The Foreign, Commonwealth and Development Office has been accused of attempting to mask reductions in aid spending to poorer countries by giving fewer details about allocations to MPs.
Sarah Champion, who chairs parliament’s International Development Committee, said the government had developed a “pattern of trying to hide foreign aid cuts” that included changes to the way it presented its so-called “main estimates” spending plans.
Champion said another example included a request to foreign secretary Dominic Raab for a breakdown of how foreign aid was being spent in countries and regions around the world that resulted in a list of nations that received aid but featured no dates or numbers.
She said a further ploy was a reduction in the budget of the Independent Commission on Aid Impact, which analyses aid spending.
Champion added that the changes had come against the backdrop of the merger of the Foreign and Commonwealth Office and the Department for International Development to create the FCDO, and the government’s decision to reduce overseas aid spending from 0.7% of gross national income to 0.5%.
She said that that failing to provide her committee with enough information to perform its scrutiny role bordered on contempt of parliament at a time when the United Nations World Health Organisation estimated that the reduction in the UK’s aid spending could cost up to 30,000 lives.
“This is not the first time the Foreign Office has tried to fob us off with dodgy information on what it is up to,” Champion said.
“Lumping spending plans together, rather than breaking down the detail, may seem like a technical issue, but it is not. The tactic makes it almost impossible to scrutinize, meaning my committee cannot see where the priorities should be when it comes to supporting the poorest parts of the world and helping the UK taxpayer get the best value for money from the aid budget.
“Quite frankly, this pattern of behaviour is arrogant. It is bordering on showing contempt for my committee - and by extension towards the democratic parliamentary tradition of holding the government to account for its actions.
“We oppose the cuts to foreign aid because we know aid helps people in poorer countries.
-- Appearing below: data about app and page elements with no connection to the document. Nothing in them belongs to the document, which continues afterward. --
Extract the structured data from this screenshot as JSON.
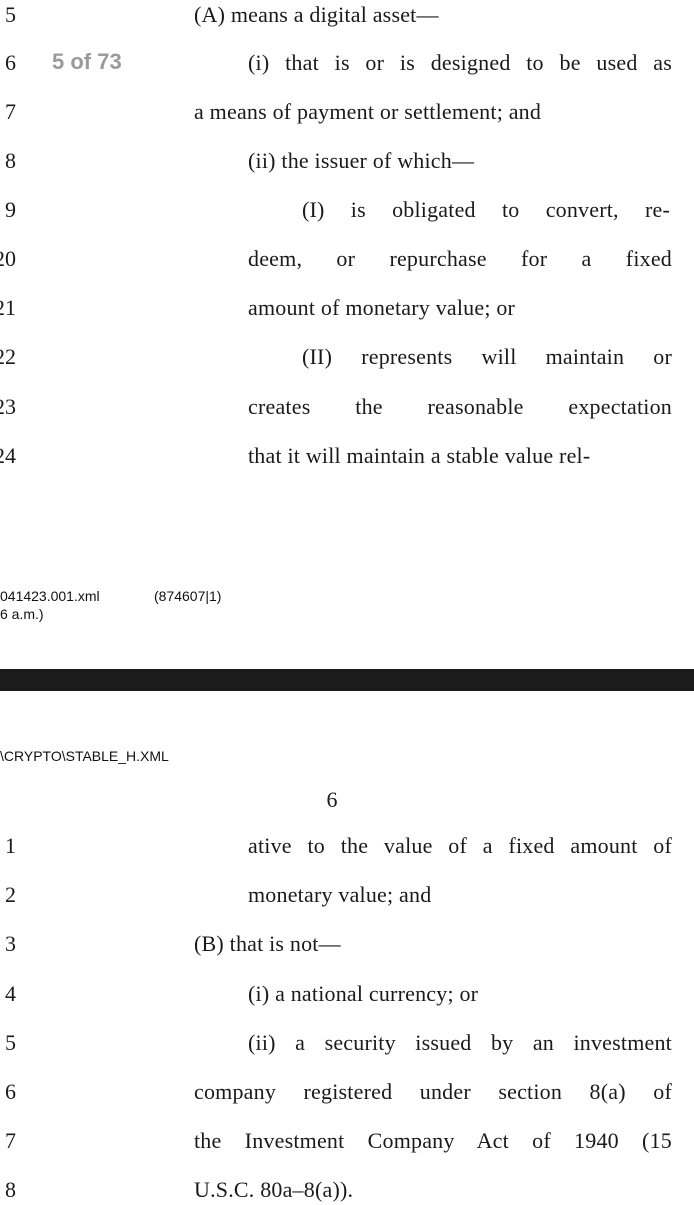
{
  "viewer": {
    "page_counter": "5 of 73"
  },
  "page_top": {
    "lines": [
      {
        "num": "5",
        "text": "(A) means a digital asset—"
      },
      {
        "num": "6",
        "text": "(i) that is or is designed to be used as"
      },
      {
        "num": "7",
        "text": "a means of payment or settlement; and"
      },
      {
        "num": "8",
        "text": "(ii) the issuer of which—"
      },
      {
        "num": "9",
        "text": "(I) is obligated to convert, re-"
      },
      {
        "num": "20",
        "text": "deem, or repurchase for a fixed"
      },
      {
        "num": "21",
        "text": "amount of monetary value; or"
      },
      {
        "num": "22",
        "text": "(II) represents will maintain or"
      },
      {
        "num": "23",
        "text": "creates the reasonable expectation"
      },
      {
        "num": "24",
        "text": "that it will maintain a stable value rel-"
      }
    ],
    "footer_file": "041423.001.xml",
    "footer_id": "(874607|1)",
    "footer_time": "6 a.m.)"
  },
  "page_bottom": {
    "header_path": "\\CRYPTO\\STABLE_H.XML",
    "page_number": "6",
    "lines": [
      {
        "num": "1",
        "text": "ative to the value of a fixed amount of"
      },
      {
        "num": "2",
        "text": "monetary value; and"
      },
      {
        "num": "3",
        "text": "(B) that is not—"
      },
      {
        "num": "4",
        "text": "(i) a national currency; or"
      },
      {
        "num": "5",
        "text": "(ii) a security issued by an investment"
      },
      {
        "num": "6",
        "text": "company registered under section 8(a) of"
      },
      {
        "num": "7",
        "text": "the Investment Company Act of 1940 (15"
      },
      {
        "num": "8",
        "text": "U.S.C. 80a–8(a))."
      }
    ]
  }
}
The tragedy of the cuts detailed by the World Health Organisation is just one example.
“We oppose these cuts and we will keep calling out the government every time it tries to hide them.”
Champion said FCDO perm sec Sir Phillip Barton had told her that the decision to bring together most aid spending into a single-line budget called “strategic priorities and other programme spending” was a “technical rationalisation” resulting from the merger that created the current department.
However she said In previous years spending on foreign aid would have been broken down into several categories giving more detail on how aid money was being spent, such as whether it was allocated to humanitarian aid or assistance to international organisations like the WHO.
Champion said the change meant her committee was being provided with level of detail on spending plans that fell below expectations at a time when “rapid reductions” in foreign aid were being implemented and there was a “high level of public interest” in the cuts.
She called on FCDO officials to work with the MPs to change the format of the spending plans so that they better reflected the interests of the committee and improved transparency.
Champion said Raab’s presentation of a list of countries receiving aid – without figures or dates – was a “a ridiculous way to inform parliament”, while reducing the budget of the Independent Commission on Aid Impact was “a worrying new development that must be robustly challenged”.
An FCDO spokesperson said: "We are committed to full transparency, and throughout the pandemic have continued to publish our aid spending for each project online so anyone can see it.”
This story was updated at 10.20am on 25 June 2021 to include an FCDO response